During sleep, our blood sugar level is maintained at a constant level. When we are awake throughout the night, this level will fall and this affects our insulin sensitivity. Studies have shown that after sleep deprivation, insulin is less effective at lowering blood glucose. there are other factors linking sleep and diabetes as well, such as an increased carbohydrate intake.

-Anxiety, depression and other mental health
There is a strong link between sleep deprivation and poor mental health, with either one being a risk factor for the other. For example, 80% of people with depression or schizophrenia have sleep problems. It has also been suggested that having a history of insomnia increases the risk of depression by 4 times. The way in which sleep affects mental health is not fully understood but it is known to bring about several hormonal changes which could play a part.

-Decreased cognitive performance, memory and decision making
Through the use of EEG, it has been observed that often during sleep, the same neural activity is repeated as took place when awake. This may indicate the formation of memory by replaying the day’s events. Many studies have also found memory to be better in subjects allowed a greater number of hours asleep.
The link between sleep and cognitive performance is particularly noticeable in adolescents, who experience a 2-3 hour difference in circadian rhythm compared to adults, which occurs naturally. This is not a result of using technology throughout the night, even though this can worsen sleep patterns. This means that an adolescent waking up at 6 or 7 am is equivalent to an adult waking up at 3 or 4 am.
A US study showed that delaying the start of school by 1 hour reduced the number of road accidents in 17-18 year olds by 16.5%. The same study found (as lots of others have) that there was a positive correlation between numbers of hours slept and grades achieved by the individuals.

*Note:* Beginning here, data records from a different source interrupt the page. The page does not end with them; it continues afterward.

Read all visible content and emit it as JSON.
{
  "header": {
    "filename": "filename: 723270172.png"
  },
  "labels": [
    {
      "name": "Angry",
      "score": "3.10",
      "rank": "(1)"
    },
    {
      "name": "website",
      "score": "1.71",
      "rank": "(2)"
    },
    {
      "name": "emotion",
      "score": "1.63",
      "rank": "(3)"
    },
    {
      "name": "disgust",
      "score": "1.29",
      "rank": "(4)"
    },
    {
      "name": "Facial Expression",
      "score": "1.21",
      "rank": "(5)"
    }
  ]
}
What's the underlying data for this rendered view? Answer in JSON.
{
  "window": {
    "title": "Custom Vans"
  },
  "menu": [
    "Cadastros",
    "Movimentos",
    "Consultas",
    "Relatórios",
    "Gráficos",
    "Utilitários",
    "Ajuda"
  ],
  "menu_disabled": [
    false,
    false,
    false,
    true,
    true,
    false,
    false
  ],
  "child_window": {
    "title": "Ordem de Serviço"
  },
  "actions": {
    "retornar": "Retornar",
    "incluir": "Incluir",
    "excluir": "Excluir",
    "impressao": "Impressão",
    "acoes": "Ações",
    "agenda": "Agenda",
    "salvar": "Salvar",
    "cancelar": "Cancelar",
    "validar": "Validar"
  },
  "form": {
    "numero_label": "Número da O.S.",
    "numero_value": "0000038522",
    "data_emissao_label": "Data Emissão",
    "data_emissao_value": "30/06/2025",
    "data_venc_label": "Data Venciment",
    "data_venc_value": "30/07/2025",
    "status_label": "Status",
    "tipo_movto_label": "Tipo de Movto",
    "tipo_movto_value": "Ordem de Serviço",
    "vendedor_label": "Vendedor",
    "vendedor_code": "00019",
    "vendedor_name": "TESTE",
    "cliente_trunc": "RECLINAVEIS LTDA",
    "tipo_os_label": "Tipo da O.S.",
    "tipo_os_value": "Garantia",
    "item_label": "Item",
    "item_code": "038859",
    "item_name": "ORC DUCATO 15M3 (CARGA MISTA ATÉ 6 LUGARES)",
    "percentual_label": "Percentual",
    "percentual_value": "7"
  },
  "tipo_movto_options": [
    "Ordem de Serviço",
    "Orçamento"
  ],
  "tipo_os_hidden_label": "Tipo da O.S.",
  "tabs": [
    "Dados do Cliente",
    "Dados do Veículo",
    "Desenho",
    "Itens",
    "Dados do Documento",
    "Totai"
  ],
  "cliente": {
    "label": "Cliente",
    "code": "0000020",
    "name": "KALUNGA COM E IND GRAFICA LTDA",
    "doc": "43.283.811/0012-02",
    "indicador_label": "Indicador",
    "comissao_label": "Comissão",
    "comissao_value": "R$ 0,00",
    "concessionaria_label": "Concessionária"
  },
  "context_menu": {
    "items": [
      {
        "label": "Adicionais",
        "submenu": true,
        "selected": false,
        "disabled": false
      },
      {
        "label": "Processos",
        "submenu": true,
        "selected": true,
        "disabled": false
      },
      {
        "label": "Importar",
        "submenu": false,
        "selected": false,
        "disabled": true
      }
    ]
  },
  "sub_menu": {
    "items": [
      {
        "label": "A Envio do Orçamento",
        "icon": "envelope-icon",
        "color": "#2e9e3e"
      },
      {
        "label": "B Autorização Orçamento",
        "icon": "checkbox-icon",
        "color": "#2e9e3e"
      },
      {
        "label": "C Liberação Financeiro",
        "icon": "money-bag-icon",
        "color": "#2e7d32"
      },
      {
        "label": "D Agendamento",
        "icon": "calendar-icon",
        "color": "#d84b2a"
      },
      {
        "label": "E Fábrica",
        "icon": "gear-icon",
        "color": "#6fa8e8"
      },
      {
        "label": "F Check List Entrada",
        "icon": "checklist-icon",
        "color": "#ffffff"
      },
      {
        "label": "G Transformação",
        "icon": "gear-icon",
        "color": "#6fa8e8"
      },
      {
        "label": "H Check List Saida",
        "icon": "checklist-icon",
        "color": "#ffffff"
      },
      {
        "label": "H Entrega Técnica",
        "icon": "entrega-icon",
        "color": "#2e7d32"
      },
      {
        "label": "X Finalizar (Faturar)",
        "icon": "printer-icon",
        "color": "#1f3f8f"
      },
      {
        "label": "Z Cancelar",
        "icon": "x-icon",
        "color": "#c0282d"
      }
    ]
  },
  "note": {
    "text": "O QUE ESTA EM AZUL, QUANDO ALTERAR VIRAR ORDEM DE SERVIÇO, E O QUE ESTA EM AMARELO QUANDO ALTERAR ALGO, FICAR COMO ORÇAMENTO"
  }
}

By moving the school start time forward, many people expected the bedtimes of students to become later, however they remained constant throughout the experiment, resulting in longer nights of sleep.

-Weight Gain
It has been shown that after sleep deprivation, appetite will increase due to hormone changes. This comes with a particular craving for carbohydrates. The hormone Leptin is produced by fat cells in the body and causes us to feel satisfied, where as Ghrelin is mainly produced by the stomach to stimulate appetite. When deprived of sleep, our leptin production is reduced as well as our Ghrelin production being increased. Eating at night is also dangerous for dieters as it has been shown that the amount of insulin, glucose and fat in the blood will be at completely different levels depending on whether a meal is eaten during the day or night.

-Poor immune response
In 2002, a study in the Journal of the American Medical Association gave 2 groups of subjects an influenza immunisation. One group had slept for 4 hours and the other for 8 hours. The findings were that the group with less sleep had produces less than half of the amount of antibody as the other group. A 2012 study also observed the number of white blood cells decreasing throughout 29 hours of being awake.

-Types of cancer
The link between cancer and lack of sleep could be attributed to changes to hormone levels, reduced melatonin levels, reduced immune function or disruption of the cell cycle. Whatever the cause, there is evidence that a link does exist. Shift workers with extreme disruption of their circadian rhythm have been found to have a 50% greater risk of breast or prostate cancer. Links have also been found with other types of cancer and the risk varies with the level of sleep disruption.

Sources Used:
Journal of Clinical Sleep Medicine
National Sleep Foundation
The National Sleep Research Project
Sleep – A Very Short Introduction (Oxford University Press)
Centre for Disease Control and Prevention
The Better Sleep Council
American Psychological Association
Science Direct: The Metabolic Consequences of Sleep Deprivation
Journal of Applied Physiology – Sleep Loss: A novel risk factor for insulin resistance and Type 2 diabetes
Principles and Practise of Sleep Medicine sample
ScienceDaily: sleep deprivation effect on the immune system mirrors physical stress
National Institutes of Health
Harvard Health Publications
Cancer Treatment Centres of America